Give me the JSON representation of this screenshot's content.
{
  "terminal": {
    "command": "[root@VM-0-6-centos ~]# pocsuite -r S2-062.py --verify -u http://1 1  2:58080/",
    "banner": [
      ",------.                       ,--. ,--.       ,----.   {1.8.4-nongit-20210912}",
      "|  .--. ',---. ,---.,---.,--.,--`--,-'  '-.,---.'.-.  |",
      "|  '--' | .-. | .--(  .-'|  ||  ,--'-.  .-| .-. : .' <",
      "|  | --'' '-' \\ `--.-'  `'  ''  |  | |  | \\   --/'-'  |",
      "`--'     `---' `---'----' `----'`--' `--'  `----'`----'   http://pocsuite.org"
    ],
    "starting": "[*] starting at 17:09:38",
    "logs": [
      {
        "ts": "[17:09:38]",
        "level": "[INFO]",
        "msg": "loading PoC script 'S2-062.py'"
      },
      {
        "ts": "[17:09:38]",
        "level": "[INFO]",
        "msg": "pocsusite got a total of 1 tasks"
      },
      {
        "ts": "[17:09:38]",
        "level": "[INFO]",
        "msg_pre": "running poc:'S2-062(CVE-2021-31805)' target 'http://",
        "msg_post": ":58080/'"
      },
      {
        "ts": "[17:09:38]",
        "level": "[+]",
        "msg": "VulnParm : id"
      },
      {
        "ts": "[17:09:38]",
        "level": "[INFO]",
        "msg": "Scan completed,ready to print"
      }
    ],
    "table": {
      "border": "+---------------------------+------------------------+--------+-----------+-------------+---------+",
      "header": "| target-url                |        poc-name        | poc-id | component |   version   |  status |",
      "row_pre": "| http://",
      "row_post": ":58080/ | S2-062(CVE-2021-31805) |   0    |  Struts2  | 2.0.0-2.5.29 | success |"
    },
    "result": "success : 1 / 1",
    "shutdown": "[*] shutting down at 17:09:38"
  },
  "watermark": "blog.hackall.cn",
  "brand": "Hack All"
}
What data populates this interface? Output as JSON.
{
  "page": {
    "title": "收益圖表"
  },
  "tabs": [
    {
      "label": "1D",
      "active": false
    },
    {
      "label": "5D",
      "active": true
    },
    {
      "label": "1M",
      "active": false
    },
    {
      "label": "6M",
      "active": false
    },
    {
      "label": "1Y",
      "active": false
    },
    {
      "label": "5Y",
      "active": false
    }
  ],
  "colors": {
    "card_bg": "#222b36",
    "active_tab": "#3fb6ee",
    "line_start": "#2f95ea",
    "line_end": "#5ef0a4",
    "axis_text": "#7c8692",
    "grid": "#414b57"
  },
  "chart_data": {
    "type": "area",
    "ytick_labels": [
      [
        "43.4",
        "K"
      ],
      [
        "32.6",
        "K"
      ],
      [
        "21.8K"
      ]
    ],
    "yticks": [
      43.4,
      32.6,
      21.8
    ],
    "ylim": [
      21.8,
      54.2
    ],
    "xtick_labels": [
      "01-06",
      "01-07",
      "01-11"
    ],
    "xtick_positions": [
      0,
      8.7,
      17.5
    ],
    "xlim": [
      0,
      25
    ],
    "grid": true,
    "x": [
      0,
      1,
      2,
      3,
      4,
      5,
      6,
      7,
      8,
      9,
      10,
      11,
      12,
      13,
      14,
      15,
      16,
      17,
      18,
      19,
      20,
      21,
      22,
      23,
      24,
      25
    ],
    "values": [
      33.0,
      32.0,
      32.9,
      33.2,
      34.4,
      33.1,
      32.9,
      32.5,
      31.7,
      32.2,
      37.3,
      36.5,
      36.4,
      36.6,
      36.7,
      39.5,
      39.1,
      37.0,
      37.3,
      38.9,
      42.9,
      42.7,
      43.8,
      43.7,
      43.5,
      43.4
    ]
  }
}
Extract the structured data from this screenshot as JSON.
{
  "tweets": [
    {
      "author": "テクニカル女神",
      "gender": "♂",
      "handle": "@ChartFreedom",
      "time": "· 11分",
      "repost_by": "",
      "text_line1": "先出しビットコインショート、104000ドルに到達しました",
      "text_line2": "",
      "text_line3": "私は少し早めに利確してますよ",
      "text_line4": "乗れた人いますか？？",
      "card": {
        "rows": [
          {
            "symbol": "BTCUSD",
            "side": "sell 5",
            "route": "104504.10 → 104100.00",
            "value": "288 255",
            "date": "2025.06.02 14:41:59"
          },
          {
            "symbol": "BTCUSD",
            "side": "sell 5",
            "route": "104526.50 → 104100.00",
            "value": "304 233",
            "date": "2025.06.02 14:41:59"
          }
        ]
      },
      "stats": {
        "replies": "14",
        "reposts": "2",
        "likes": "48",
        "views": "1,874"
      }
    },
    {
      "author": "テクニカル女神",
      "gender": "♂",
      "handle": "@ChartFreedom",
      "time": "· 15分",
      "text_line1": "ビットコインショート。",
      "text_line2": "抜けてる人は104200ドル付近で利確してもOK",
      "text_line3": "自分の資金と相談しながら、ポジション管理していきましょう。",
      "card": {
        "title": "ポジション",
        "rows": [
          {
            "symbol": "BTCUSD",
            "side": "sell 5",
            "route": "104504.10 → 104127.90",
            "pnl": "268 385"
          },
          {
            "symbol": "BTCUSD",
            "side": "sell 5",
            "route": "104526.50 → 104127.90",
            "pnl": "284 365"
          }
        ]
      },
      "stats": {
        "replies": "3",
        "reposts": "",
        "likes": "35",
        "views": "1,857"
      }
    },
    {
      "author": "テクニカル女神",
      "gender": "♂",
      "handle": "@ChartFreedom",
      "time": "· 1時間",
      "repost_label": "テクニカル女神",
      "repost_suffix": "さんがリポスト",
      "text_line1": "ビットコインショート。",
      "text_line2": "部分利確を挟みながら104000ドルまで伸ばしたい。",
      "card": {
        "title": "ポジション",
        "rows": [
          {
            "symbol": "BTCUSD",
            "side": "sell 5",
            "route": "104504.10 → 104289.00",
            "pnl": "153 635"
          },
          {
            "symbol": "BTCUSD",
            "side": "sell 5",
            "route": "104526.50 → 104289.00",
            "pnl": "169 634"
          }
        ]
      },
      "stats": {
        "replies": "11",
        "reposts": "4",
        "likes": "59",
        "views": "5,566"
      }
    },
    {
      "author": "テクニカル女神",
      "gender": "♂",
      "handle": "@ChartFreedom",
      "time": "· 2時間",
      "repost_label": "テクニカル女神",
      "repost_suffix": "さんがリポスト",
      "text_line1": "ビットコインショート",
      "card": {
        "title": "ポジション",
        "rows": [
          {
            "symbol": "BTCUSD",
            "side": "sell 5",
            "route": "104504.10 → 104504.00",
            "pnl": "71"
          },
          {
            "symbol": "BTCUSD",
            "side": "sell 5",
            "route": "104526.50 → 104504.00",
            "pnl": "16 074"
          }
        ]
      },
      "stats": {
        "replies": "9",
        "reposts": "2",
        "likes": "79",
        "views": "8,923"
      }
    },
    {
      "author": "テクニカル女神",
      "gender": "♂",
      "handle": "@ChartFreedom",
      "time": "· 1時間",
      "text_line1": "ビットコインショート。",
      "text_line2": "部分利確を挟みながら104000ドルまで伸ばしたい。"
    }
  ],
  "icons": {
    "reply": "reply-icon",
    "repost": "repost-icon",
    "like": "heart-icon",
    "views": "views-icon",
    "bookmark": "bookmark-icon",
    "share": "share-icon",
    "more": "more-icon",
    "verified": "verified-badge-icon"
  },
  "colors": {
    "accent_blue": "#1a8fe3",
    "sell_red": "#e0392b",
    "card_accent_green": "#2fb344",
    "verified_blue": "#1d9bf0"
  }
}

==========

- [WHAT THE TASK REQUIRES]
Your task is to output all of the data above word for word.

- [FINAL ANSWER]
Give me the JSON representation of this screenshot's content.
{
  "terminal": {
    "command": "[root@VM-0-6-centos ~]# pocsuite -r S2-062.py --verify -u http://1 1  2:58080/",
    "banner": [
      ",------.                       ,--. ,--.       ,----.   {1.8.4-nongit-20210912}",
      "|  .--. ',---. ,---.,---.,--.,--`--,-'  '-.,---.'.-.  |",
      "|  '--' | .-. | .--(  .-'|  ||  ,--'-.  .-| .-. : .' <",
      "|  | --'' '-' \\ `--.-'  `'  ''  |  | |  | \\   --/'-'  |",
      "`--'     `---' `---'----' `----'`--' `--'  `----'`----'   http://pocsuite.org"
    ],
    "starting": "[*] starting at 17:09:38",
    "logs": [
      {
        "ts": "[17:09:38]",
        "level": "[INFO]",
        "msg": "loading PoC script 'S2-062.py'"
      },
      {
        "ts": "[17:09:38]",
        "level": "[INFO]",
        "msg": "pocsusite got a total of 1 tasks"
      },
      {
        "ts": "[17:09:38]",
        "level": "[INFO]",
        "msg_pre": "running poc:'S2-062(CVE-2021-31805)' target 'http://",
        "msg_post": ":58080/'"
      },
      {
        "ts": "[17:09:38]",
        "level": "[+]",
        "msg": "VulnParm : id"
      },
      {
        "ts": "[17:09:38]",
        "level": "[INFO]",
        "msg": "Scan completed,ready to print"
      }
    ],
    "table": {
      "border": "+---------------------------+------------------------+--------+-----------+-------------+---------+",
      "header": "| target-url                |        poc-name        | poc-id | component |   version   |  status |",
      "row_pre": "| http://",
      "row_post": ":58080/ | S2-062(CVE-2021-31805) |   0    |  Struts2  | 2.0.0-2.5.29 | success |"
    },
    "result": "success : 1 / 1",
    "shutdown": "[*] shutting down at 17:09:38"
  },
  "watermark": "blog.hackall.cn",
  "brand": "Hack All"
}
What data populates this interface? Output as JSON.
{
  "page": {
    "title": "收益圖表"
  },
  "tabs": [
    {
      "label": "1D",
      "active": false
    },
    {
      "label": "5D",
      "active": true
    },
    {
      "label": "1M",
      "active": false
    },
    {
      "label": "6M",
      "active": false
    },
    {
      "label": "1Y",
      "active": false
    },
    {
      "label": "5Y",
      "active": false
    }
  ],
  "colors": {
    "card_bg": "#222b36",
    "active_tab": "#3fb6ee",
    "line_start": "#2f95ea",
    "line_end": "#5ef0a4",
    "axis_text": "#7c8692",
    "grid": "#414b57"
  },
  "chart_data": {
    "type": "area",
    "ytick_labels": [
      [
        "43.4",
        "K"
      ],
      [
        "32.6",
        "K"
      ],
      [
        "21.8K"
      ]
    ],
    "yticks": [
      43.4,
      32.6,
      21.8
    ],
    "ylim": [
      21.8,
      54.2
    ],
    "xtick_labels": [
      "01-06",
      "01-07",
      "01-11"
    ],
    "xtick_positions": [
      0,
      8.7,
      17.5
    ],
    "xlim": [
      0,
      25
    ],
    "grid": true,
    "x": [
      0,
      1,
      2,
      3,
      4,
      5,
      6,
      7,
      8,
      9,
      10,
      11,
      12,
      13,
      14,
      15,
      16,
      17,
      18,
      19,
      20,
      21,
      22,
      23,
      24,
      25
    ],
    "values": [
      33.0,
      32.0,
      32.9,
      33.2,
      34.4,
      33.1,
      32.9,
      32.5,
      31.7,
      32.2,
      37.3,
      36.5,
      36.4,
      36.6,
      36.7,
      39.5,
      39.1,
      37.0,
      37.3,
      38.9,
      42.9,
      42.7,
      43.8,
      43.7,
      43.5,
      43.4
    ]
  }
}
Extract the structured data from this screenshot as JSON.
{
  "tweets": [
    {
      "author": "テクニカル女神",
      "gender": "♂",
      "handle": "@ChartFreedom",
      "time": "· 11分",
      "repost_by": "",
      "text_line1": "先出しビットコインショート、104000ドルに到達しました",
      "text_line2": "",
      "text_line3": "私は少し早めに利確してますよ",
      "text_line4": "乗れた人いますか？？",
      "card": {
        "rows": [
          {
            "symbol": "BTCUSD",
            "side": "sell 5",
            "route": "104504.10 → 104100.00",
            "value": "288 255",
            "date": "2025.06.02 14:41:59"
          },
          {
            "symbol": "BTCUSD",
            "side": "sell 5",
            "route": "104526.50 → 104100.00",
            "value": "304 233",
            "date": "2025.06.02 14:41:59"
          }
        ]
      },
      "stats": {
        "replies": "14",
        "reposts": "2",
        "likes": "48",
        "views": "1,874"
      }
    },
    {
      "author": "テクニカル女神",
      "gender": "♂",
      "handle": "@ChartFreedom",
      "time": "· 15分",
      "text_line1": "ビットコインショート。",
      "text_line2": "抜けてる人は104200ドル付近で利確してもOK",
      "text_line3": "自分の資金と相談しながら、ポジション管理していきましょう。",
      "card": {
        "title": "ポジション",
        "rows": [
          {
            "symbol": "BTCUSD",
            "side": "sell 5",
            "route": "104504.10 → 104127.90",
            "pnl": "268 385"
          },
          {
            "symbol": "BTCUSD",
            "side": "sell 5",
            "route": "104526.50 → 104127.90",
            "pnl": "284 365"
          }
        ]
      },
      "stats": {
        "replies": "3",
        "reposts": "",
        "likes": "35",
        "views": "1,857"
      }
    },
    {
      "author": "テクニカル女神",
      "gender": "♂",
      "handle": "@ChartFreedom",
      "time": "· 1時間",
      "repost_label": "テクニカル女神",
      "repost_suffix": "さんがリポスト",
      "text_line1": "ビットコインショート。",
      "text_line2": "部分利確を挟みながら104000ドルまで伸ばしたい。",
      "card": {
        "title": "ポジション",
        "rows": [
          {
            "symbol": "BTCUSD",
            "side": "sell 5",
            "route": "104504.10 → 104289.00",
            "pnl": "153 635"
          },
          {
            "symbol": "BTCUSD",
            "side": "sell 5",
            "route": "104526.50 → 104289.00",
            "pnl": "169 634"
          }
        ]
      },
      "stats": {
        "replies": "11",
        "reposts": "4",
        "likes": "59",
        "views": "5,566"
      }
    },
    {
      "author": "テクニカル女神",
      "gender": "♂",
      "handle": "@ChartFreedom",
      "time": "· 2時間",
      "repost_label": "テクニカル女神",
      "repost_suffix": "さんがリポスト",
      "text_line1": "ビットコインショート",
      "card": {
        "title": "ポジション",
        "rows": [
          {
            "symbol": "BTCUSD",
            "side": "sell 5",
            "route": "104504.10 → 104504.00",
            "pnl": "71"
          },
          {
            "symbol": "BTCUSD",
            "side": "sell 5",
            "route": "104526.50 → 104504.00",
            "pnl": "16 074"
          }
        ]
      },
      "stats": {
        "replies": "9",
        "reposts": "2",
        "likes": "79",
        "views": "8,923"
      }
    },
    {
      "author": "テクニカル女神",
      "gender": "♂",
      "handle": "@ChartFreedom",
      "time": "· 1時間",
      "text_line1": "ビットコインショート。",
      "text_line2": "部分利確を挟みながら104000ドルまで伸ばしたい。"
    }
  ],
  "icons": {
    "reply": "reply-icon",
    "repost": "repost-icon",
    "like": "heart-icon",
    "views": "views-icon",
    "bookmark": "bookmark-icon",
    "share": "share-icon",
    "more": "more-icon",
    "verified": "verified-badge-icon"
  },
  "colors": {
    "accent_blue": "#1a8fe3",
    "sell_red": "#e0392b",
    "card_accent_green": "#2fb344",
    "verified_blue": "#1d9bf0"
  }
}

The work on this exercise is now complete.